-- Work to complete --
Take every line from the records below that includes the word "source".

-- Excerpts from a dataset --
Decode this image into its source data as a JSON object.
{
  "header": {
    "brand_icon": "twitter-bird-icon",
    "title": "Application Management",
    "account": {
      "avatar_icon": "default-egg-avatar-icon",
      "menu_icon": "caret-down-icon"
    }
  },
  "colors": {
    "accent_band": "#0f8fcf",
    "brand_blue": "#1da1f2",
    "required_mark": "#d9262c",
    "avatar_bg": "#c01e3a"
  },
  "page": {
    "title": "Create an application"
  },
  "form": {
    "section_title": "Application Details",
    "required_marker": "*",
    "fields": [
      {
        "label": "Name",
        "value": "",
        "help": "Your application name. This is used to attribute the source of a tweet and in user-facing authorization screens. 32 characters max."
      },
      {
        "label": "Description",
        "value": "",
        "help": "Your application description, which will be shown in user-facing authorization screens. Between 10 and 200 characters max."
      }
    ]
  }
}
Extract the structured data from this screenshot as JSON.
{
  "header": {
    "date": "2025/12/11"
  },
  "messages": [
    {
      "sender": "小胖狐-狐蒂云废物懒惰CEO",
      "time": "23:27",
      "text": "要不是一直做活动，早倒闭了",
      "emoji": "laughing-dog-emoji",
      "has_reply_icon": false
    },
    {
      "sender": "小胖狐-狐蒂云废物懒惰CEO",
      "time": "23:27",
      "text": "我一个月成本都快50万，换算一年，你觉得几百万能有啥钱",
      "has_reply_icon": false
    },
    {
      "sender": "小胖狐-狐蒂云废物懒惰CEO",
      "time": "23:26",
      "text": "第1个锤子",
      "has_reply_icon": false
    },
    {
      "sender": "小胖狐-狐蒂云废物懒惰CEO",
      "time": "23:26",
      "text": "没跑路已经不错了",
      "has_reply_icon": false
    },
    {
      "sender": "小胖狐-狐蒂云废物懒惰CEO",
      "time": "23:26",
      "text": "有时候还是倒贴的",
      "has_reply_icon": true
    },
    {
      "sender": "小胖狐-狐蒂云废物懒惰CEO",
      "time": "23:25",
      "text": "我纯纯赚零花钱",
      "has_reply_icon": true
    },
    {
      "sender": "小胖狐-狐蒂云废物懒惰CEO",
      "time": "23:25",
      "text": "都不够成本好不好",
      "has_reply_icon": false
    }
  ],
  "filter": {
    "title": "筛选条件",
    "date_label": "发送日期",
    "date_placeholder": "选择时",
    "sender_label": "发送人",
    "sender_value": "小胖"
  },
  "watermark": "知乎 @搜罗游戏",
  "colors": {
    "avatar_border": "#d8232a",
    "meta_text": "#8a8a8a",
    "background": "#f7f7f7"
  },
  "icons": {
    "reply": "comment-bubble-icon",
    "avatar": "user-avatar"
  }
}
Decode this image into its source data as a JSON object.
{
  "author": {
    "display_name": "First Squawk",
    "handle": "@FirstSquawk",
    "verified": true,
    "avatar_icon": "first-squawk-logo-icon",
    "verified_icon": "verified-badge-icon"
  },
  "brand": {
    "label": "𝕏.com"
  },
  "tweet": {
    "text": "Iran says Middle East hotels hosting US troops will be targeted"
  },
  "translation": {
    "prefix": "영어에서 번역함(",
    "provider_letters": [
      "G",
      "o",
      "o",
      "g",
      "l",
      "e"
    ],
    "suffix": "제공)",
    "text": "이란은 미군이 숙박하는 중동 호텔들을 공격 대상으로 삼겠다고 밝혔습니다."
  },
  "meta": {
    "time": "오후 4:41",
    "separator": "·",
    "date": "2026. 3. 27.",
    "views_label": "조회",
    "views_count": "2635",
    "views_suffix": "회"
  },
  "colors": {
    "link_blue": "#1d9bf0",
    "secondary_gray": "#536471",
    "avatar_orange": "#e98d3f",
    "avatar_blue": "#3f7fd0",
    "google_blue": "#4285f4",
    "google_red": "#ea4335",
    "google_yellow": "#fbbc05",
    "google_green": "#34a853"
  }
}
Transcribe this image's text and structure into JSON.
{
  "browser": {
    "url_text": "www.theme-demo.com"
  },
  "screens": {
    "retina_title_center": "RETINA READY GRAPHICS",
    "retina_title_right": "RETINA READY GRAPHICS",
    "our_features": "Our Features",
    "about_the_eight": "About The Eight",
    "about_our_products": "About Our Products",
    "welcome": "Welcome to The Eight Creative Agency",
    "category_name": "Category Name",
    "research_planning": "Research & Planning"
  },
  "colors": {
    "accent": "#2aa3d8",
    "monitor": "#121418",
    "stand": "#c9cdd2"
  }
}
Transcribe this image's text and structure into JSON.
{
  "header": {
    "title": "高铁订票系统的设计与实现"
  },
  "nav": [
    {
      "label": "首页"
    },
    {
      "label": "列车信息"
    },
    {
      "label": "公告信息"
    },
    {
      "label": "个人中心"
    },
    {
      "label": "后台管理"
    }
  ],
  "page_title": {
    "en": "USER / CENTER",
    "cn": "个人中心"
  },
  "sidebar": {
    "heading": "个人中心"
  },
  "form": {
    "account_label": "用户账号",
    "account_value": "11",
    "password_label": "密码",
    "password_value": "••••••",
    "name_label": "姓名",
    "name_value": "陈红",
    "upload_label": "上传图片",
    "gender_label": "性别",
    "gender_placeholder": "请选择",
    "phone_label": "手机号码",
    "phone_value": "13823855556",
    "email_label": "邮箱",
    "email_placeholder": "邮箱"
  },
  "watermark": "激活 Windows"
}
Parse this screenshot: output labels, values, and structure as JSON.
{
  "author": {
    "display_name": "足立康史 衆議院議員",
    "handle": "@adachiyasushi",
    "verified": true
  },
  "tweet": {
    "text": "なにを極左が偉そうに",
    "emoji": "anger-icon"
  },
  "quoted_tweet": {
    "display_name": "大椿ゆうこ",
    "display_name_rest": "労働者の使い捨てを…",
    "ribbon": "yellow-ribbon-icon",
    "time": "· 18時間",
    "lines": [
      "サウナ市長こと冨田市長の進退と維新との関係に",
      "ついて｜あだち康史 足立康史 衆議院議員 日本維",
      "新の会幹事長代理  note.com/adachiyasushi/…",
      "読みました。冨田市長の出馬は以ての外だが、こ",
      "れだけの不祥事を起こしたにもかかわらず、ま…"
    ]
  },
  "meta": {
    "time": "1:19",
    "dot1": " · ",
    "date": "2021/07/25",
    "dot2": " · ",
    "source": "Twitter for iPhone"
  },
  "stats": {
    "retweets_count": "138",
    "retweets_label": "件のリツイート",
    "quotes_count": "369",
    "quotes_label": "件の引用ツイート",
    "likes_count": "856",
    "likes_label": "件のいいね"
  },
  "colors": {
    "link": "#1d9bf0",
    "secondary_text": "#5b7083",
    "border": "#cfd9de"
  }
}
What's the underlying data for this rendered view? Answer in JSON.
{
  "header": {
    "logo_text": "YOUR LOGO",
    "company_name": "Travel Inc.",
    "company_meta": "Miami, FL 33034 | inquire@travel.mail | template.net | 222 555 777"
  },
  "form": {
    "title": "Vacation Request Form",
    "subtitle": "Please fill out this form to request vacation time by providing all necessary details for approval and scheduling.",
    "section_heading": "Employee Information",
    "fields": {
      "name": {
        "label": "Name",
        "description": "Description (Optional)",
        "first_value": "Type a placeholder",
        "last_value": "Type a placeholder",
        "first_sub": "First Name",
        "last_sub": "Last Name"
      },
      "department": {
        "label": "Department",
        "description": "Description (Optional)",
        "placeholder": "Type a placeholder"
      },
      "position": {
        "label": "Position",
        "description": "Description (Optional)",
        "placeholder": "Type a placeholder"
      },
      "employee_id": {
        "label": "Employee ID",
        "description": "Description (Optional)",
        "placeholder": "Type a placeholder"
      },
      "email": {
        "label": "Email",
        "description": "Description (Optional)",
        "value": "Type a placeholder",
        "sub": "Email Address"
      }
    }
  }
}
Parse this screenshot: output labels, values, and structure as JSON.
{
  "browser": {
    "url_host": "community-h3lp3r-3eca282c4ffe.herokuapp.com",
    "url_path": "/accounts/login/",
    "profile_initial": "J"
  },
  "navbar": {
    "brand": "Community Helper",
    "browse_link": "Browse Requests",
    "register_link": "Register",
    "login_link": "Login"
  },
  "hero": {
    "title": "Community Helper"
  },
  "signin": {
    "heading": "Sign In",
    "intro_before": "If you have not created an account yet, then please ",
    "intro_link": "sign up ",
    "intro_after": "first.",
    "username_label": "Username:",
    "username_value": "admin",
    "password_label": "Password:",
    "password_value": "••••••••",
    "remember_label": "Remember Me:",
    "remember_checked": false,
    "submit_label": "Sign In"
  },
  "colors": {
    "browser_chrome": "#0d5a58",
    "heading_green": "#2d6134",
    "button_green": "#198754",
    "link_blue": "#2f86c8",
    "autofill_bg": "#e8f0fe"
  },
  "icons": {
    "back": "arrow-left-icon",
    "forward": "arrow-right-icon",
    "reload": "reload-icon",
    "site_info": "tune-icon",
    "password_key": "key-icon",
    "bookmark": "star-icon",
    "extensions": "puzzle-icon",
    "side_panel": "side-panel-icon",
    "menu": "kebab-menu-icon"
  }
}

-- Your response --
Decode this image into its source data as a JSON object.
        "help": "Your application name. This is used to attribute the source of a tweet and in user-facing authorization screens. 32 characters max."
Decode this image into its source data as a JSON object.
    "source": "Twitter for iPhone"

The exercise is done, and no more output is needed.